Material for this task Block Start

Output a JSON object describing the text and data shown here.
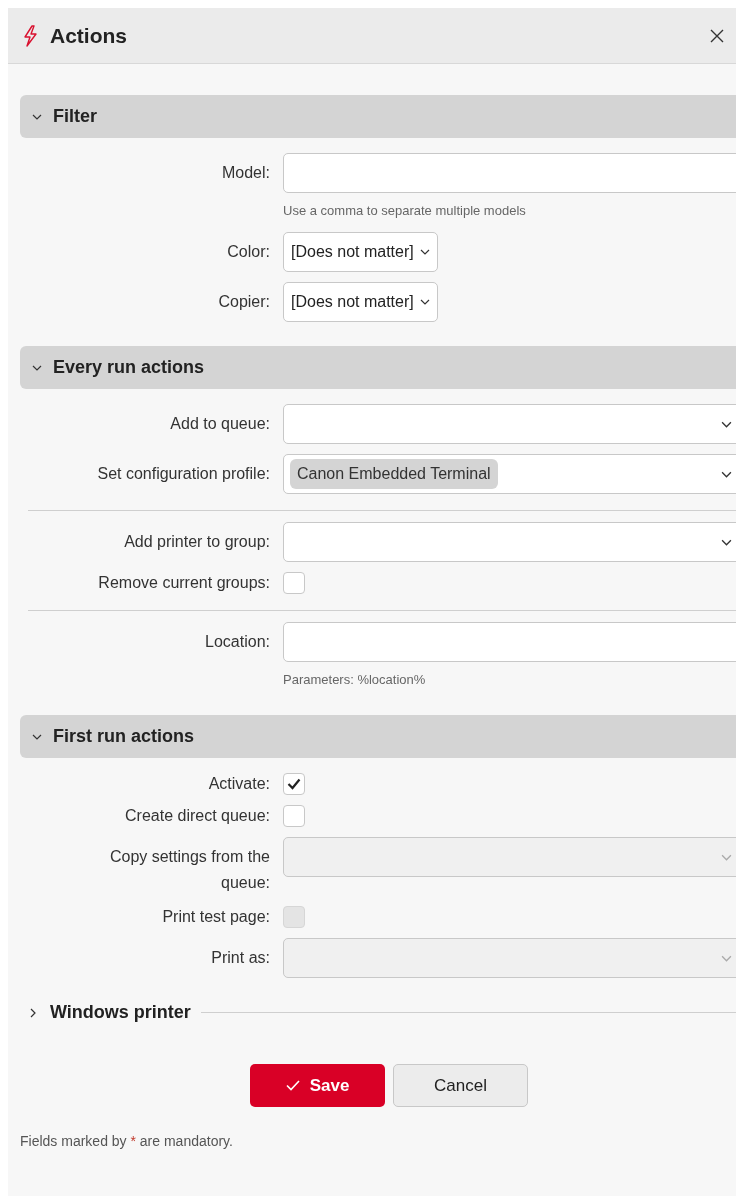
{
  "dialog": {
    "title": "Actions"
  },
  "sections": [
    {
      "title": "Filter",
      "expanded": true,
      "rows": [
        {
          "kind": "text",
          "label": "Model:",
          "hint": "Use a comma to separate multiple models"
        },
        {
          "kind": "select",
          "label": "Color:",
          "value": "[Does not matter]"
        },
        {
          "kind": "select",
          "label": "Copier:",
          "value": "[Does not matter]"
        }
      ]
    },
    {
      "title": "Every run actions",
      "expanded": true,
      "rows": [
        {
          "kind": "combo",
          "label": "Add to queue:",
          "disabled": false
        },
        {
          "kind": "combo",
          "label": "Set configuration profile:",
          "disabled": false,
          "tags": [
            "Canon Embedded Terminal"
          ]
        },
        {
          "kind": "divider"
        },
        {
          "kind": "combo",
          "label": "Add printer to group:",
          "disabled": false
        },
        {
          "kind": "checkbox",
          "label": "Remove current groups:",
          "checked": false,
          "disabled": false
        },
        {
          "kind": "divider"
        },
        {
          "kind": "text",
          "label": "Location:",
          "hint": "Parameters: %location%"
        }
      ]
    },
    {
      "title": "First run actions",
      "expanded": true,
      "rows": [
        {
          "kind": "checkbox",
          "label": "Activate:",
          "checked": true,
          "disabled": false
        },
        {
          "kind": "checkbox",
          "label": "Create direct queue:",
          "checked": false,
          "disabled": false
        },
        {
          "kind": "combo",
          "label": "Copy settings from the queue:",
          "disabled": true
        },
        {
          "kind": "checkbox",
          "label": "Print test page:",
          "checked": false,
          "disabled": true
        },
        {
          "kind": "combo",
          "label": "Print as:",
          "disabled": true
        }
      ]
    },
    {
      "title": "Windows printer",
      "expanded": false
    }
  ],
  "buttons": [
    {
      "kind": "primary",
      "label": "Save"
    },
    {
      "kind": "secondary",
      "label": "Cancel"
    }
  ],
  "footnote": {
    "before": "Fields marked by",
    "mark": "*",
    "after": "are mandatory."
  }
}
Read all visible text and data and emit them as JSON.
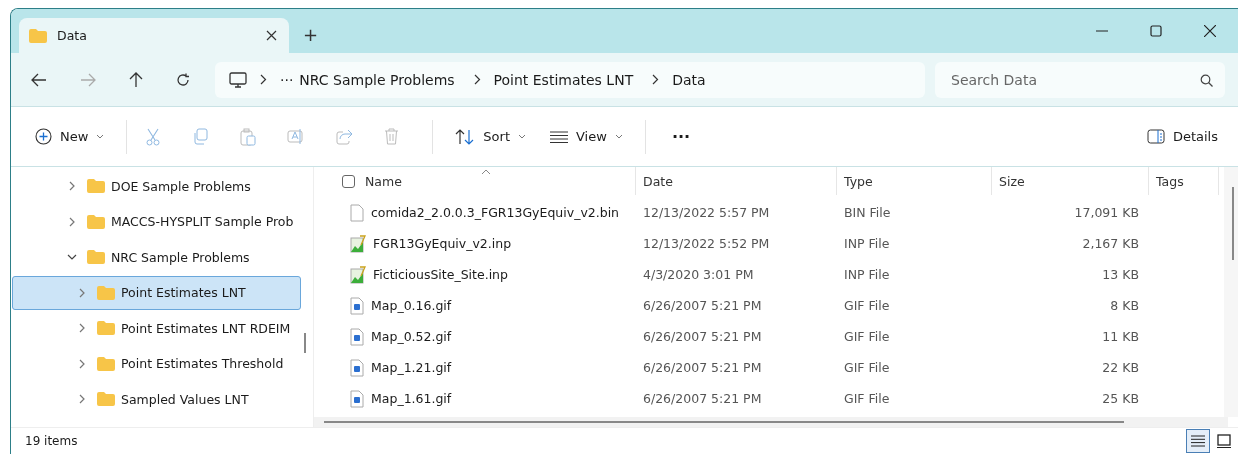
{
  "tab": {
    "title": "Data",
    "new_tab": "+"
  },
  "address": {
    "more": "···",
    "crumbs": [
      "NRC Sample Problems",
      "Point Estimates LNT",
      "Data"
    ]
  },
  "search": {
    "placeholder": "Search Data"
  },
  "toolbar": {
    "new": "New",
    "sort": "Sort",
    "view": "View",
    "more": "···",
    "details": "Details"
  },
  "sidebar": {
    "items": [
      {
        "label": "DOE Sample Problems",
        "expanded": false,
        "selected": false
      },
      {
        "label": "MACCS-HYSPLIT Sample Prob",
        "expanded": false,
        "selected": false
      },
      {
        "label": "NRC Sample Problems",
        "expanded": true,
        "selected": false,
        "children": [
          {
            "label": "Point Estimates LNT",
            "expanded": false,
            "selected": true
          },
          {
            "label": "Point Estimates LNT RDEIM",
            "expanded": false,
            "selected": false
          },
          {
            "label": "Point Estimates Threshold",
            "expanded": false,
            "selected": false
          },
          {
            "label": "Sampled Values LNT",
            "expanded": false,
            "selected": false
          }
        ]
      }
    ]
  },
  "table": {
    "select_all": {
      "checked": false
    },
    "columns": [
      "Name",
      "Date",
      "Type",
      "Size",
      "Tags"
    ],
    "rows": [
      {
        "kind": "blank",
        "name": "comida2_2.0.0.3_FGR13GyEquiv_v2.bin",
        "date": "12/13/2022 5:57 PM",
        "type": "BIN File",
        "size": "17,091 KB"
      },
      {
        "kind": "chart",
        "name": "FGR13GyEquiv_v2.inp",
        "date": "12/13/2022 5:52 PM",
        "type": "INP File",
        "size": "2,167 KB"
      },
      {
        "kind": "chart",
        "name": "FicticiousSite_Site.inp",
        "date": "4/3/2020 3:01 PM",
        "type": "INP File",
        "size": "13 KB"
      },
      {
        "kind": "image",
        "name": "Map_0.16.gif",
        "date": "6/26/2007 5:21 PM",
        "type": "GIF File",
        "size": "8 KB"
      },
      {
        "kind": "image",
        "name": "Map_0.52.gif",
        "date": "6/26/2007 5:21 PM",
        "type": "GIF File",
        "size": "11 KB"
      },
      {
        "kind": "image",
        "name": "Map_1.21.gif",
        "date": "6/26/2007 5:21 PM",
        "type": "GIF File",
        "size": "22 KB"
      },
      {
        "kind": "image",
        "name": "Map_1.61.gif",
        "date": "6/26/2007 5:21 PM",
        "type": "GIF File",
        "size": "25 KB"
      }
    ]
  },
  "status_bar": {
    "count": "19 items",
    "views": [
      {
        "kind": "details",
        "selected": true
      },
      {
        "kind": "tiles",
        "selected": false
      }
    ]
  }
}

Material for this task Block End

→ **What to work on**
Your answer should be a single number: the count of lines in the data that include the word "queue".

→ **Task output**
3